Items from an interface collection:
== == ==
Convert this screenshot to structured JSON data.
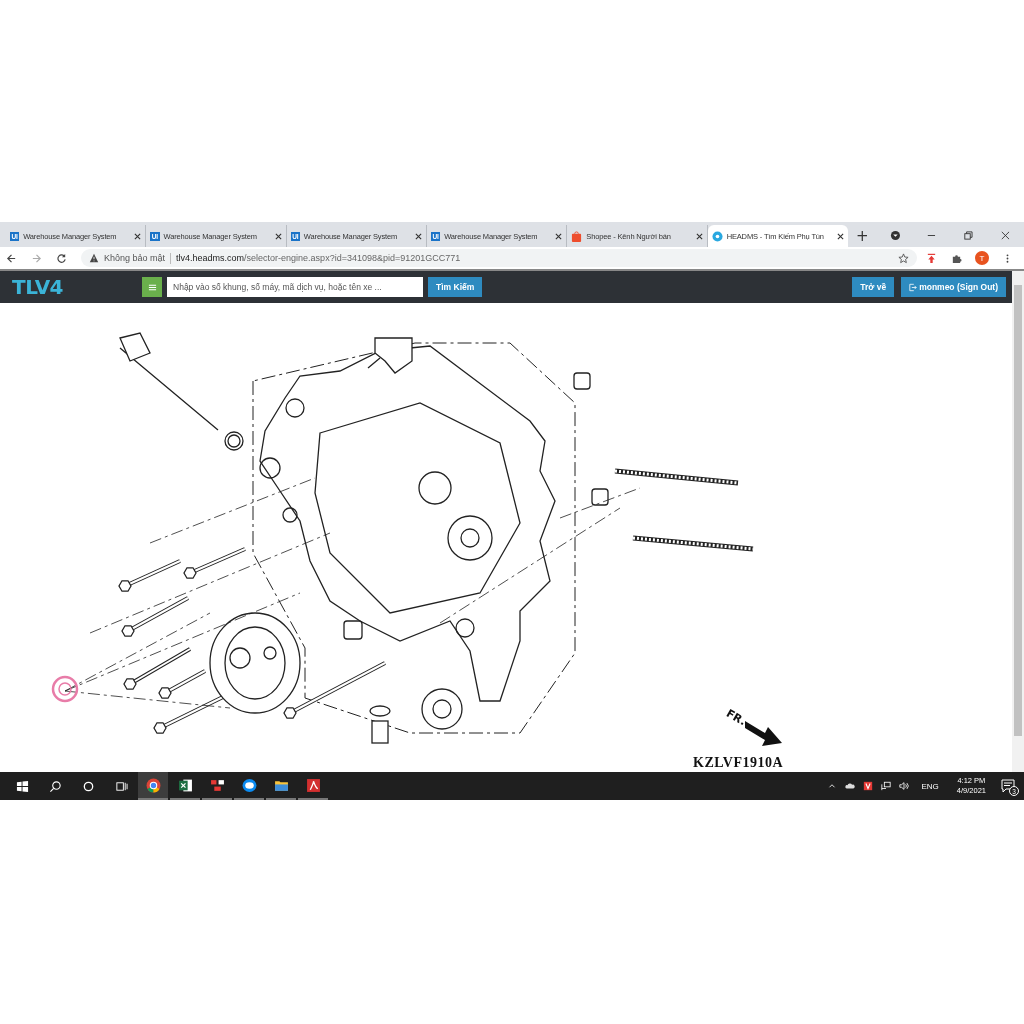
{
  "browser": {
    "tabs": [
      {
        "label": "Warehouse Manager System",
        "kind": "ui",
        "favicon_text": "UI",
        "selected": false
      },
      {
        "label": "Warehouse Manager System",
        "kind": "ui",
        "favicon_text": "UI",
        "selected": false
      },
      {
        "label": "Warehouse Manager System",
        "kind": "ui",
        "favicon_text": "UI",
        "selected": false
      },
      {
        "label": "Warehouse Manager System",
        "kind": "ui",
        "favicon_text": "UI",
        "selected": false
      },
      {
        "label": "Shopee - Kênh Người bán",
        "kind": "shopee",
        "selected": false
      },
      {
        "label": "HEADMS - Tìm Kiếm Phụ Tùn",
        "kind": "headms",
        "selected": true
      }
    ],
    "new_tab": "+",
    "security": "Không bảo mật",
    "url_host": "tlv4.headms.com",
    "url_path": "/selector-engine.aspx?id=341098&pid=91201GCC771",
    "profile": "T"
  },
  "app": {
    "logo": "TLV4",
    "search": {
      "placeholder": "Nhập vào số khung, số máy, mã dịch vụ, hoặc tên xe ..."
    },
    "search_button": "Tìm Kiếm",
    "back_button": "Trở về",
    "signout_button": "monmeo (Sign Out)"
  },
  "diagram": {
    "direction_label": "FR.",
    "code": "KZLVF1910A"
  },
  "taskbar": {
    "apps": [
      {
        "kind": "chrome",
        "active": true
      },
      {
        "kind": "excel",
        "active": false
      },
      {
        "kind": "app",
        "active": false
      },
      {
        "kind": "zalo",
        "active": false
      },
      {
        "kind": "explorer",
        "active": false
      },
      {
        "kind": "pdf",
        "active": false
      }
    ],
    "language": "ENG",
    "time": "4:12 PM",
    "date": "4/9/2021",
    "notifications": "3"
  }
}
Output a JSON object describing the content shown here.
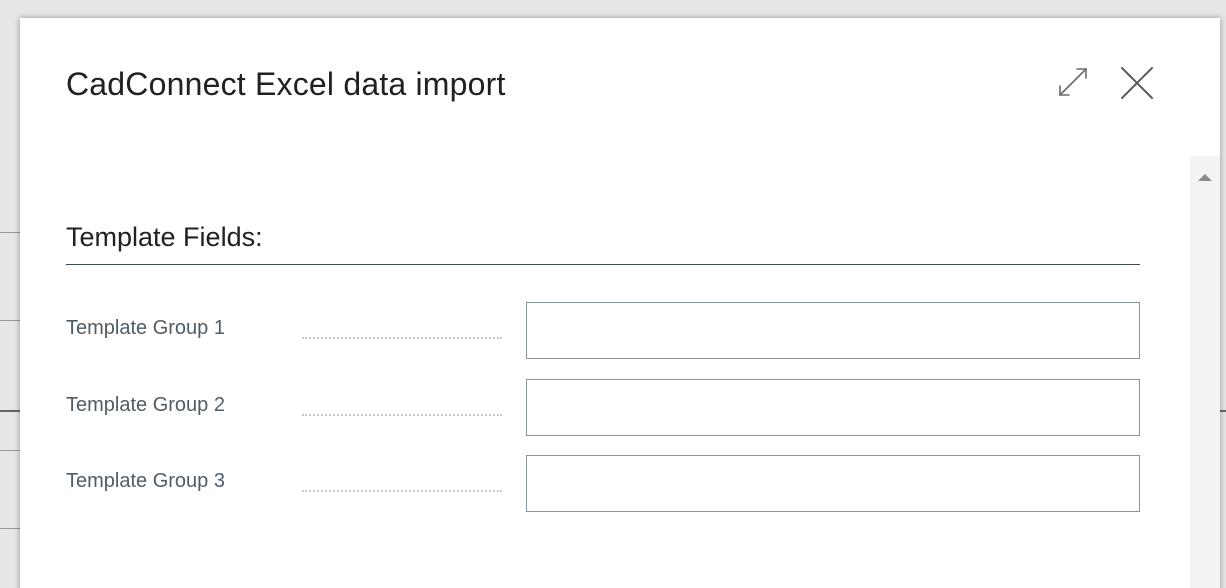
{
  "dialog": {
    "title": "CadConnect Excel data import",
    "expand_icon": "expand-diagonal-icon",
    "close_icon": "close-icon"
  },
  "section": {
    "title": "Template Fields:"
  },
  "fields": [
    {
      "label": "Template Group 1",
      "value": ""
    },
    {
      "label": "Template Group 2",
      "value": ""
    },
    {
      "label": "Template Group 3",
      "value": ""
    }
  ],
  "scrollbar": {
    "up_icon": "scroll-up-arrow-icon"
  }
}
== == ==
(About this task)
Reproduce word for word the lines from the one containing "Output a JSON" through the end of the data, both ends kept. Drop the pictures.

(Output for this exercise)
Output a JSON object describing the content shown here.
{
  "dialog": {
    "title": "CadConnect Excel data import",
    "expand_icon": "expand-diagonal-icon",
    "close_icon": "close-icon"
  },
  "section": {
    "title": "Template Fields:"
  },
  "fields": [
    {
      "label": "Template Group 1",
      "value": ""
    },
    {
      "label": "Template Group 2",
      "value": ""
    },
    {
      "label": "Template Group 3",
      "value": ""
    }
  ],
  "scrollbar": {
    "up_icon": "scroll-up-arrow-icon"
  }
}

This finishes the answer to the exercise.